Mumia Abu Jamal, for the curious, has rotted in Philadelphia’s death row since 1982 for crimes almost know one with an unprejudiced mind can claim he committed. Three hours of deliberations by an all-White jury slammed him into the slammer. Witnesses have recanted initial testimonies. Photographic evidence have unburdened him. Abundant documents have since found way out that paint the process of his arrest as racially- and politically-motivated, and in line with what in banana republics Westerners throw arms up to scream political imprisonment at. Academics, artists, activists, actors, scholars, journalists, politicians—in the plenty—have all come out to demand a new trial which almost certainly would exonerate this man. The State has denied each. In April 2006, a Paris street was named in Mumia’s honor. The family of support for Mumia Abu Jamal’s exoneration spans creed and color and continent. Yet, he today wastes away unsure which day his number would come up. But, does he? Is he really wasting away? The author of six books, and contributor of weekly pungent radio commentaries, can hardly be described as a spoilt fruit. Mumia has done in three decades, bound and shackled, what many fail to in a lifetime, free and privileged.

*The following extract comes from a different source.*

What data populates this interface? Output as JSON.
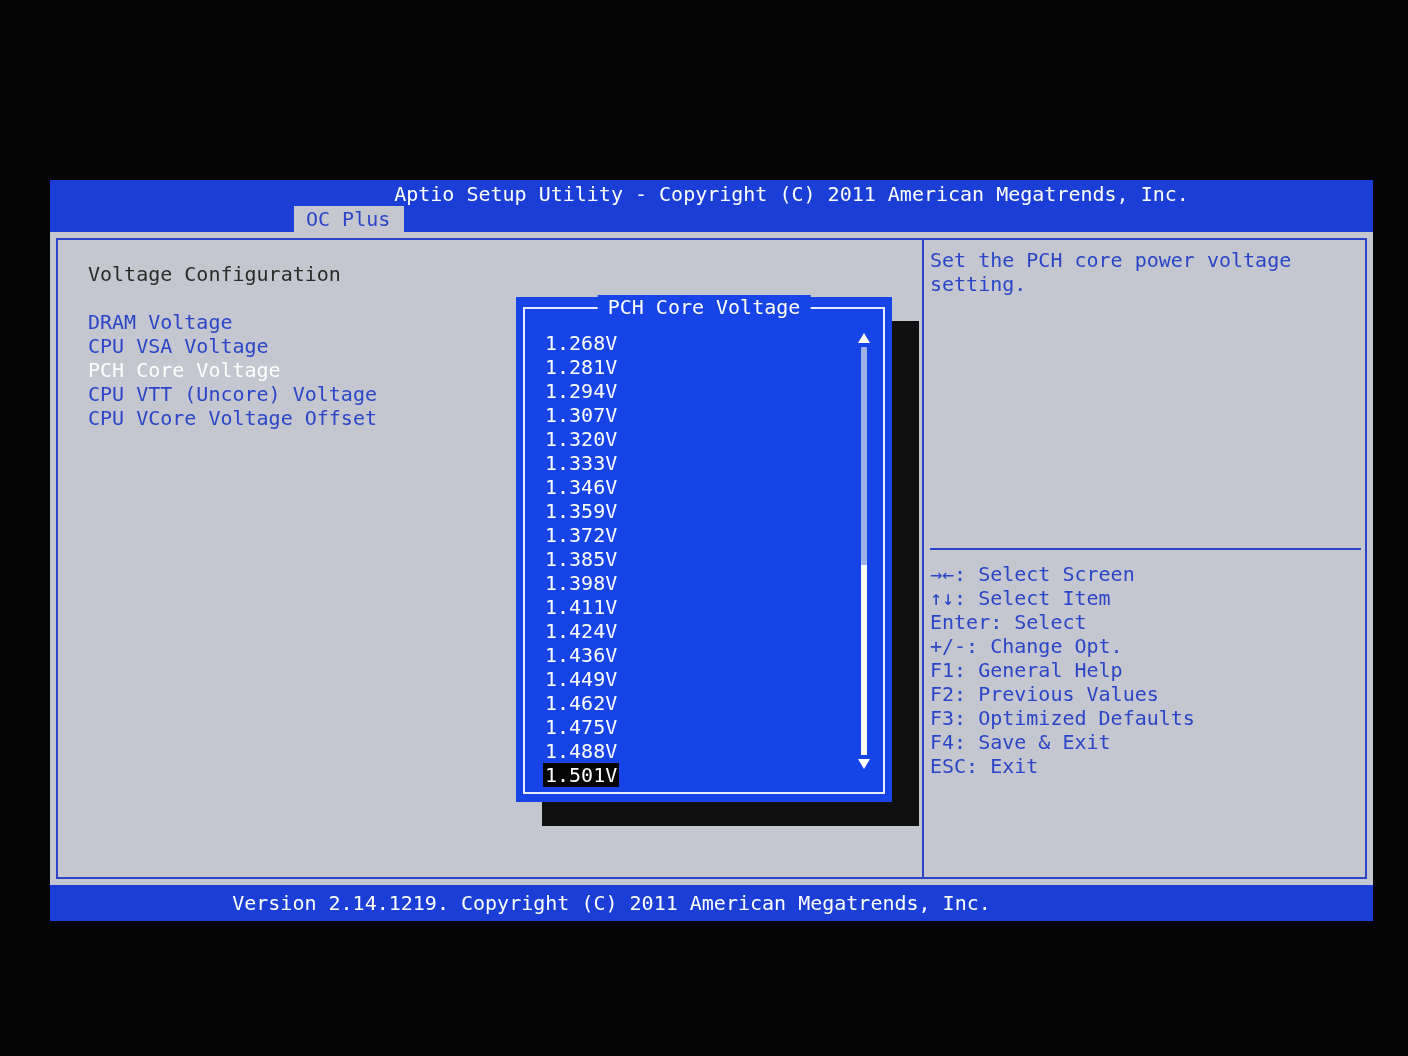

Perhaps his passion for justice is what drives him—but it probably also is his innocence-conviction. The State’s efforts to make Mumia out to be some scoundrel whose blood-hunting appetite stopped the life of his accused victim haven’t sold the public. The same give-and-take meant to paint Mumia as a police-hating rogue is the fate to which many Black men are cast. Last January, as Oakland police officers bashed in Oscar Grant’s skull and emptied their egos into his backside, the talking points had already been drafted—he was the aggressor; he moved with a threatening flair; he started it: if only he had remained calm, submissive, and non-uppity, today he could be stalking the streets with his homeboys, drowning 40 oz jars, and harassing half-naked females. Then, suddenly, every lie told had to commit suicide, as video tape of the execution, captured by cell phone cameras, traveled onto the world wide web and shocked the conscience of a nation, and showed a submissive Oscar Grant—a peace-making father and wife—playing flawlessly his part in the Orwellian Act.

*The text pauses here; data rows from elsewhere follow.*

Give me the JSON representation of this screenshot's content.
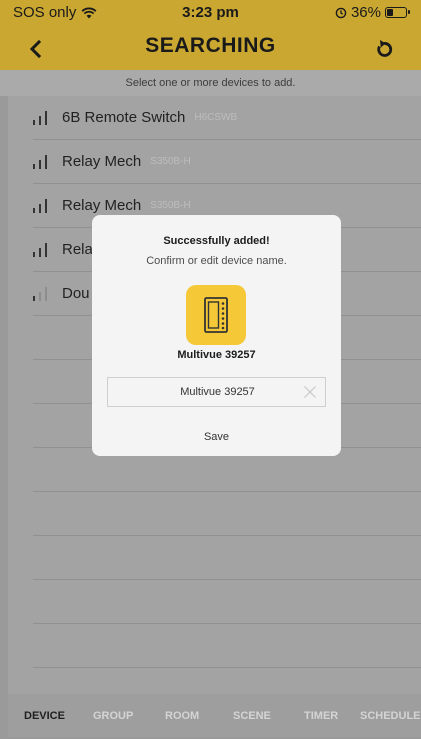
{
  "status_bar": {
    "carrier": "SOS only",
    "time": "3:23 pm",
    "battery": "36%",
    "battery_level": 0.36,
    "icons": [
      "wifi-icon",
      "alarm-icon",
      "battery-icon"
    ]
  },
  "nav": {
    "title": "SEARCHING",
    "back_icon": "chevron-left-icon",
    "refresh_icon": "refresh-icon"
  },
  "subtitle": "Select one or more devices to add.",
  "devices": [
    {
      "name": "6B Remote Switch",
      "model": "H6CSWB",
      "signal": "strong"
    },
    {
      "name": "Relay Mech",
      "model": "S350B-H",
      "signal": "strong"
    },
    {
      "name": "Relay Mech",
      "model": "S350B-H",
      "signal": "strong"
    },
    {
      "name": "Rela",
      "model": "",
      "signal": "strong"
    },
    {
      "name": "Dou",
      "model": "",
      "signal": "weak"
    }
  ],
  "tabs": [
    {
      "label": "DEVICE",
      "active": true
    },
    {
      "label": "GROUP",
      "active": false
    },
    {
      "label": "ROOM",
      "active": false
    },
    {
      "label": "SCENE",
      "active": false
    },
    {
      "label": "TIMER",
      "active": false
    },
    {
      "label": "SCHEDULE",
      "active": false
    }
  ],
  "modal": {
    "title": "Successfully added!",
    "subtitle": "Confirm or edit device name.",
    "device_icon": "wall-switch-icon",
    "device_name": "Multivue 39257",
    "input_value": "Multivue 39257",
    "save_label": "Save"
  },
  "colors": {
    "header": "#f5cf3f",
    "device_icon_bg": "#f5c838",
    "modal_bg": "#f4f4f4"
  }
}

If no video tape existed of the incident, it’s likely Donaldson would have set her alarm bells to go off 4 A.M. just to wake up with one-eye open and fire off another “that n***** probably did it” exhortation. With friends like these, who needs Limbaugh and Beck and Reagan and Duke?
I’m sure Donaldson was paid handsomely for her contribution—and the fruit basket sent by the Fraternal Order of Police should do well in assuring her she did the right thing. Sleep well, woman! And the F.O.P.’s appreciative check should keep Ebony afloat for two more months—before its coffin again opens; this time to seal the deal.
TOLU OLORUNDA is a cultural critic whose work regularly appears in various online journals. He can be reached at: Tolu.Olorunda@gmail.com.